Readers will recall that in August 2022, OFCCP published a notice in the Federal Register advising employers that it was the subject of a Freedom of Information Act (FOIA) request seeking EEO-1 data from all federal contractors, including first-tier subcontractors, for the period 2016-2020. At the time, OFCCP advised employers of their ability to object to this request under FOIA (by, among other things, filing an objection under FOIA Exemption 4, which protects confidential commercial information from being disclosed), and many employers filed objections to the disclosure of their EEO-1 reports. To date, OFCCP has reportedly not disclosed any EEO-1 forms.
On November 15, 2022, OFCCP was sued in the United States District Court for the Northern District of California by the organization that made the original FOIA request. The lawsuit seeks to compel OFCCP to produce these records, and argues that the agency should not entertain objections or withhold any EEO-1 forms under FOIA Exemption 4.
Starting in 2018, an activist group, the Center for Investigative Reporting (CIR), and Will Evans, an activist who describes himself as a reporter, have been fighting to force OFCCP to disclose EEO-1 reports that have been filed by federal contractors. These contractors have operated with the understanding that the government must keep such reports confidential.
In 2019, CIR obtained a ruling from a U.S. magistrate judge in a California federal district court that EEO-1 reports were not exempt from FOIA disclosure because they do not constitute commercial information for purposes of FOIA Exemption 4, which was the basis on which OFCCP had declined to produce the reports. At the time, OFCCP chose not to appeal the magistrate judge’s ruling. Although one of the employers whose data had been ordered disclosed tried to intervene and appeal, the Ninth Circuit held that the employer had failed to preserve its rights and denied the appeal.
The Current Lawsuit
CIR is now attempting to leverage its success before the California magistrate judge to compel OFCCP to produce years of EEO-1 reports for every federal contractor through a broad request that denies contractors their due process rights to object to the disclosures under FOIA, and will almost certainly result in the unlawful disclosure of data for some non-contractors.
Although many contractors chose to file objections to the proposed disclosure, none instituted a civil action to bar OFCCP from disclosing this data in violation of federal law. Now, CIR is asking the court for an injunction to require OFCCP to promptly release all of the EEO-1 data.
In the meantime, based on representations in the complaint filed by CIR, it appears that OFCCP will be providing to CIR a list of all employers that objected to disclosure of their EEO-1 data in response to this FOIA request. And on November 22, OFCCP began sending messages to at least some federal contractors stating that the agency has no record of an objection to disclosure of the EEO-1 data and is planning to release the data after January 2, 2023. It appears that contractors may still be able to file objections to the disclosure, although such objections may be subject to OFCCP’s determination as to whether the contractor had good cause for missing the original deadline.

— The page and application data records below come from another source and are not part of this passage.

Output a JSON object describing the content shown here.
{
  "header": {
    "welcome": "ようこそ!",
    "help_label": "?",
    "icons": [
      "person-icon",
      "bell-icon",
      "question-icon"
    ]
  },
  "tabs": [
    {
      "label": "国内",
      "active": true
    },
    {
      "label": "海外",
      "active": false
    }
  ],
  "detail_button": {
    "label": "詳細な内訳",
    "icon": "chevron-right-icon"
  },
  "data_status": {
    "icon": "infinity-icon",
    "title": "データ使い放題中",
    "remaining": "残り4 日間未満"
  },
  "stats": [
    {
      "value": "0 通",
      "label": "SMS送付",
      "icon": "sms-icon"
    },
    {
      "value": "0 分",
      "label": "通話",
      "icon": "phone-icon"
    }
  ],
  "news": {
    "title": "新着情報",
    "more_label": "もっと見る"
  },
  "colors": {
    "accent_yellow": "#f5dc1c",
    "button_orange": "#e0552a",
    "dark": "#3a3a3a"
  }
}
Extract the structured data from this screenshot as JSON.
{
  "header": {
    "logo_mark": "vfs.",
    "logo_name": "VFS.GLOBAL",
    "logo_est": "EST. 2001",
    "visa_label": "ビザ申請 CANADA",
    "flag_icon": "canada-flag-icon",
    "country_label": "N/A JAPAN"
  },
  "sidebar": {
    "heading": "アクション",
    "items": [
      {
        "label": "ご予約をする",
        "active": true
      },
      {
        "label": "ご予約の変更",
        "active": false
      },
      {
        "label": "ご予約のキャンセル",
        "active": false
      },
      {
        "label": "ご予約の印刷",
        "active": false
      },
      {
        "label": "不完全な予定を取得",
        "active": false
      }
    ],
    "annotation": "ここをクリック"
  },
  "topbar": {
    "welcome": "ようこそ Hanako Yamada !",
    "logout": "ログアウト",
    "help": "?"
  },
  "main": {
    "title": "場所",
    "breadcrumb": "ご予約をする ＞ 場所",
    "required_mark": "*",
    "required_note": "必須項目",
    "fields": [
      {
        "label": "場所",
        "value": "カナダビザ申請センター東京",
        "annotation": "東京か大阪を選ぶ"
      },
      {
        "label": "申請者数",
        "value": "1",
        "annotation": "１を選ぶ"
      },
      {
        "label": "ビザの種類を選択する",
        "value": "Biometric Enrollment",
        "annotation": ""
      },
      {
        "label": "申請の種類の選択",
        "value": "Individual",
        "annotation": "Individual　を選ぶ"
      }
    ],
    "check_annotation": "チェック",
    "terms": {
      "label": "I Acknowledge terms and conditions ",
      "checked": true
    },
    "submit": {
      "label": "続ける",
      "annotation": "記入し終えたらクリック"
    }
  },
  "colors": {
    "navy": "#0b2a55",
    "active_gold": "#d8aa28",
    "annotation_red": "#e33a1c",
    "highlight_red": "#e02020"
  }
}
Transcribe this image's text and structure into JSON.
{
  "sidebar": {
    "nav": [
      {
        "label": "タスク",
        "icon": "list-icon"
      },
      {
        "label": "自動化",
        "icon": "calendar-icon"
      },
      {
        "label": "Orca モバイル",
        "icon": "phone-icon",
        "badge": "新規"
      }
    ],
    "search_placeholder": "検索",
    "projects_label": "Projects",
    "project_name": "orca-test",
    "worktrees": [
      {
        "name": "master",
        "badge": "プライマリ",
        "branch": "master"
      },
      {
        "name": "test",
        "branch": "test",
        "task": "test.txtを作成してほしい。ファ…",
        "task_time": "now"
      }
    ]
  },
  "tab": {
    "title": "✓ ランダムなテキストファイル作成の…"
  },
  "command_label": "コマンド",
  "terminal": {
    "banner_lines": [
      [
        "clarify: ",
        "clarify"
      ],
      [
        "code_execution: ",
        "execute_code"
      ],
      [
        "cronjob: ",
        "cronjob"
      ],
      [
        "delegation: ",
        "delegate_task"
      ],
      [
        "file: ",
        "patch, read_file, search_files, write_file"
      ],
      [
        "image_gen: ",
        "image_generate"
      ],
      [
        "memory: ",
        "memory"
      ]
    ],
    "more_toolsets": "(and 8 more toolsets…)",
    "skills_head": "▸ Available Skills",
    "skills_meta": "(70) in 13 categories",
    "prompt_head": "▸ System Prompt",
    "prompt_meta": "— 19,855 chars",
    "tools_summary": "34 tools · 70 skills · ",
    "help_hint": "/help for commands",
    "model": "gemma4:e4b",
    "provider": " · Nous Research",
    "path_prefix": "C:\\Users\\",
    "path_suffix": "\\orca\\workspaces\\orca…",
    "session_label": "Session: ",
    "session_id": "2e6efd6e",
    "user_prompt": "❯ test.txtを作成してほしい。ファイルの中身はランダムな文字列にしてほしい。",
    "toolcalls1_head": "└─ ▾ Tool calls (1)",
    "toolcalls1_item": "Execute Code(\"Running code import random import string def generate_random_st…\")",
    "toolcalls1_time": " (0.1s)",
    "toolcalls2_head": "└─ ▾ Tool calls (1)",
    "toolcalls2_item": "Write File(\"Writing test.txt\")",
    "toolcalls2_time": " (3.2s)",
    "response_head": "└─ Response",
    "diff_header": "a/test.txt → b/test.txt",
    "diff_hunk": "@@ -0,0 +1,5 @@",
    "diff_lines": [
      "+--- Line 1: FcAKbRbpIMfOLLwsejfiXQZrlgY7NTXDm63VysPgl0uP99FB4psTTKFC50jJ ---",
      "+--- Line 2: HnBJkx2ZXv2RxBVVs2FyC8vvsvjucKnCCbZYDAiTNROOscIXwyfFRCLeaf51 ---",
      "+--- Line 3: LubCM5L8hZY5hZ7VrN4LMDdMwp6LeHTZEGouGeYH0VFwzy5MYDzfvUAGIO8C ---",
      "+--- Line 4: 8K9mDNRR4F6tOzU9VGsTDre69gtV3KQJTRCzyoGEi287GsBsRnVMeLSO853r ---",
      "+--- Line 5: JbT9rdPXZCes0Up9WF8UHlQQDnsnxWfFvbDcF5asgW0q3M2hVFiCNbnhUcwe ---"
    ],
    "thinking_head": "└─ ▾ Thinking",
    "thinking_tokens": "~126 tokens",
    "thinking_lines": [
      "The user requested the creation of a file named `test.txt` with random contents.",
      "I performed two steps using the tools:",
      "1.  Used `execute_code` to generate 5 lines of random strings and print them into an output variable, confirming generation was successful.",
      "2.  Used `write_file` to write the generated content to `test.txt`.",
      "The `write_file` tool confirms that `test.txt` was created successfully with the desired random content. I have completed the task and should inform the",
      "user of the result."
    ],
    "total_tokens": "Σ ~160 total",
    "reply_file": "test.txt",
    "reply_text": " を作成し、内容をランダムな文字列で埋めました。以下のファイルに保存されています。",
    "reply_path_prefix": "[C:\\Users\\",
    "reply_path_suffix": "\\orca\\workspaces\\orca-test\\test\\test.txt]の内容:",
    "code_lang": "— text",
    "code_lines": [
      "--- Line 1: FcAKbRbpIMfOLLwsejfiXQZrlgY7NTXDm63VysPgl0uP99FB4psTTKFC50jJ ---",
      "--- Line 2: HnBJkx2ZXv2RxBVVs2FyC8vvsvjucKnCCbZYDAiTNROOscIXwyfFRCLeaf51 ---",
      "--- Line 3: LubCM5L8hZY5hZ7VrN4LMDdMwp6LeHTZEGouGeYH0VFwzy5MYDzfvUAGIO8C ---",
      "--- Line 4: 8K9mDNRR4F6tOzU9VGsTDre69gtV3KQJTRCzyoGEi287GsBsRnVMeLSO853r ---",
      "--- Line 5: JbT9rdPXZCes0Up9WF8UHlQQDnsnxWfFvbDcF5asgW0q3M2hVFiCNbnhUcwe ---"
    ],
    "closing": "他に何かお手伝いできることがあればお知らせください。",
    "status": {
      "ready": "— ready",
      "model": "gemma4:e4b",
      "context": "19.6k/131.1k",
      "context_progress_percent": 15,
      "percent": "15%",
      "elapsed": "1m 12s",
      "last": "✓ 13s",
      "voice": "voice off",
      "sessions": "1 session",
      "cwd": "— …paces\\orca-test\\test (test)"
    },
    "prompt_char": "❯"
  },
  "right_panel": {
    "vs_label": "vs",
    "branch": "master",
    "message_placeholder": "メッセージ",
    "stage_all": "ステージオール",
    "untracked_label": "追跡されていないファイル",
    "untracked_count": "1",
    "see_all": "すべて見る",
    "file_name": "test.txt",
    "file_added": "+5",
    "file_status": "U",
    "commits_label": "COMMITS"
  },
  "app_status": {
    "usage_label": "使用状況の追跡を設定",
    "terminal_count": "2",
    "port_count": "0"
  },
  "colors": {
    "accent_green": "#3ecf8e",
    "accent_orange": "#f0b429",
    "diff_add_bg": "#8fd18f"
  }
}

Of course, OFCCP’s entire process for handling this FOIA objection may also be subject to challenge in court.
Unless the contractor community now chooses to act, it seems possible that the EEO-1 Type 2 reports filed by federal contractors may no longer be protected from disclosure.
Littler’ Workplace Policy Institute (WPI) will keep readers apprised of developments. Employers that are interested in preventing the OFCCP from disclosing EEO-1 data may wish to discuss options with counsel.